• Data provided:
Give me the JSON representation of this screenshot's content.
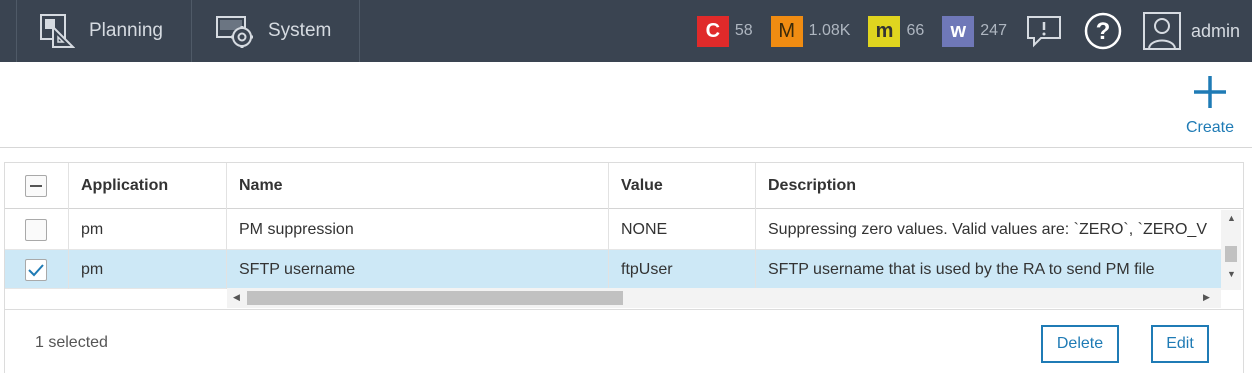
{
  "nav": {
    "items": [
      {
        "label": "Planning",
        "icon": "planning-icon"
      },
      {
        "label": "System",
        "icon": "system-gear-icon"
      }
    ]
  },
  "alarms": [
    {
      "letter": "C",
      "count": "58",
      "color": "#e02a2a"
    },
    {
      "letter": "M",
      "count": "1.08K",
      "color": "#f08c12"
    },
    {
      "letter": "m",
      "count": "66",
      "color": "#e0d51f"
    },
    {
      "letter": "w",
      "count": "247",
      "color": "#6f78b8"
    }
  ],
  "user": {
    "name": "admin"
  },
  "toolbar": {
    "create_label": "Create"
  },
  "table": {
    "columns": [
      "Application",
      "Name",
      "Value",
      "Description"
    ],
    "rows": [
      {
        "application": "pm",
        "name": "PM suppression",
        "value": "NONE",
        "description": "Suppressing zero values. Valid values are: `ZERO`, `ZERO_V",
        "checked": false
      },
      {
        "application": "pm",
        "name": "SFTP username",
        "value": "ftpUser",
        "description": "SFTP username that is used by the RA to send PM file",
        "checked": true
      }
    ]
  },
  "footer": {
    "selected_text": "1 selected",
    "delete_label": "Delete",
    "edit_label": "Edit"
  },
  "colors": {
    "topbar": "#3a4451",
    "accent": "#1f7bb5",
    "selected_row": "#cde8f6"
  }
}
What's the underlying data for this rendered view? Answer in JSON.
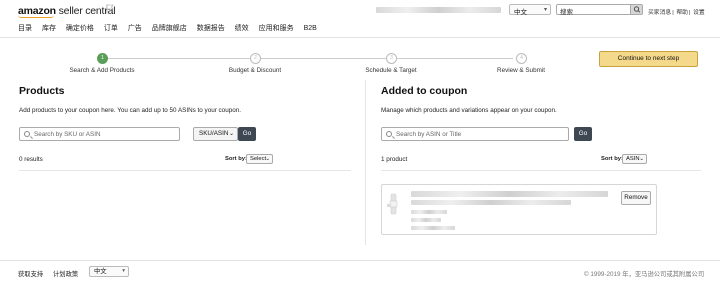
{
  "header": {
    "logo_bold": "amazon",
    "logo_rest": " seller central",
    "language": "中文",
    "search_placeholder": "搜索",
    "links": [
      "买家消息",
      "帮助",
      "设置"
    ],
    "separator": "|"
  },
  "nav": {
    "items": [
      "目录",
      "库存",
      "确定价格",
      "订单",
      "广告",
      "品牌旗舰店",
      "数据报告",
      "绩效",
      "应用和服务",
      "B2B"
    ]
  },
  "steps": {
    "items": [
      {
        "label": "Search & Add Products",
        "num": "1"
      },
      {
        "label": "Budget & Discount",
        "num": "2"
      },
      {
        "label": "Schedule & Target",
        "num": "3"
      },
      {
        "label": "Review & Submit",
        "num": "4"
      }
    ],
    "continue_label": "Continue to next step"
  },
  "products": {
    "title": "Products",
    "description": "Add products to your coupon here. You can add up to 50 ASINs to your coupon.",
    "search_placeholder": "Search by SKU or ASIN",
    "type_select": "SKU/ASIN",
    "go_label": "Go",
    "results": "0 results",
    "sort_label": "Sort by:",
    "sort_value": "Select"
  },
  "coupon": {
    "title": "Added to coupon",
    "description": "Manage which products and variations appear on your coupon.",
    "search_placeholder": "Search by ASIN or Title",
    "go_label": "Go",
    "count": "1 product",
    "sort_label": "Sort by:",
    "sort_value": "ASIN",
    "remove_label": "Remove"
  },
  "footer": {
    "links": [
      "获取支持",
      "计划政策"
    ],
    "language": "中文",
    "copyright": "© 1999-2019 年，亚马逊公司或其附属公司"
  },
  "colors": {
    "active_step": "#5a9e5a",
    "continue_button": "#f5d98a",
    "go_button": "#3d4853",
    "logo_smile": "#f0a030"
  }
}
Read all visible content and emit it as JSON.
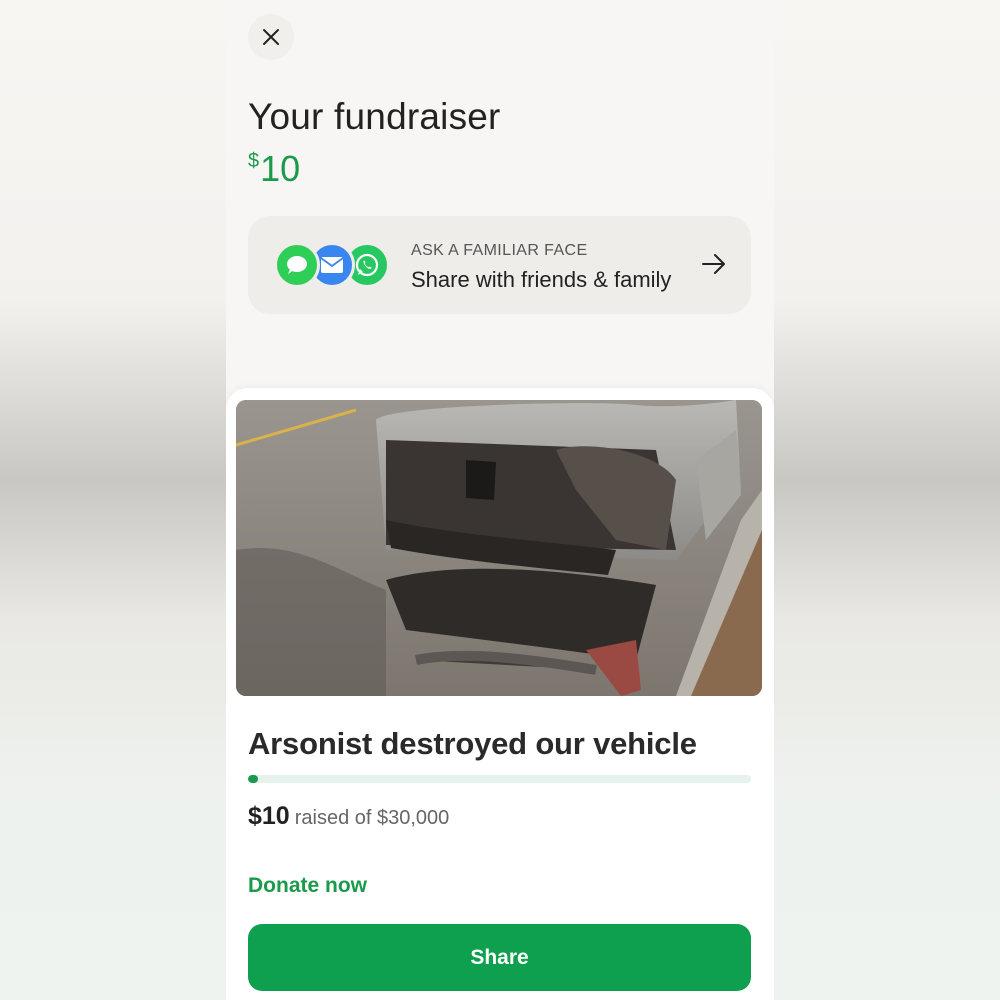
{
  "header": {
    "close_icon": "close-icon",
    "title": "Your fundraiser",
    "amount_symbol": "$",
    "amount_value": "10"
  },
  "share_card": {
    "icons": [
      "messages-icon",
      "mail-icon",
      "whatsapp-icon"
    ],
    "eyebrow": "ASK A FAMILIAR FACE",
    "label": "Share with friends & family",
    "arrow_icon": "arrow-right-icon"
  },
  "fundraiser": {
    "photo_description": "burned-car-photo",
    "title": "Arsonist destroyed our vehicle",
    "raised_amount": "$10",
    "raised_suffix": "raised of $30,000",
    "progress_fraction": 0.00033,
    "donate_label": "Donate now",
    "share_label": "Share"
  },
  "colors": {
    "brand_green": "#1b9a4c",
    "button_green": "#0e9f4f",
    "progress_track": "#e6f2ec"
  }
}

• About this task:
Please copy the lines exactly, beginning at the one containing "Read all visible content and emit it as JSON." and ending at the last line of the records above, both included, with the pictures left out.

• Response area:
Read all visible content and emit it as JSON.
{
  "header": {
    "close_icon": "close-icon",
    "title": "Your fundraiser",
    "amount_symbol": "$",
    "amount_value": "10"
  },
  "share_card": {
    "icons": [
      "messages-icon",
      "mail-icon",
      "whatsapp-icon"
    ],
    "eyebrow": "ASK A FAMILIAR FACE",
    "label": "Share with friends & family",
    "arrow_icon": "arrow-right-icon"
  },
  "fundraiser": {
    "photo_description": "burned-car-photo",
    "title": "Arsonist destroyed our vehicle",
    "raised_amount": "$10",
    "raised_suffix": "raised of $30,000",
    "progress_fraction": 0.00033,
    "donate_label": "Donate now",
    "share_label": "Share"
  },
  "colors": {
    "brand_green": "#1b9a4c",
    "button_green": "#0e9f4f",
    "progress_track": "#e6f2ec"
  }
}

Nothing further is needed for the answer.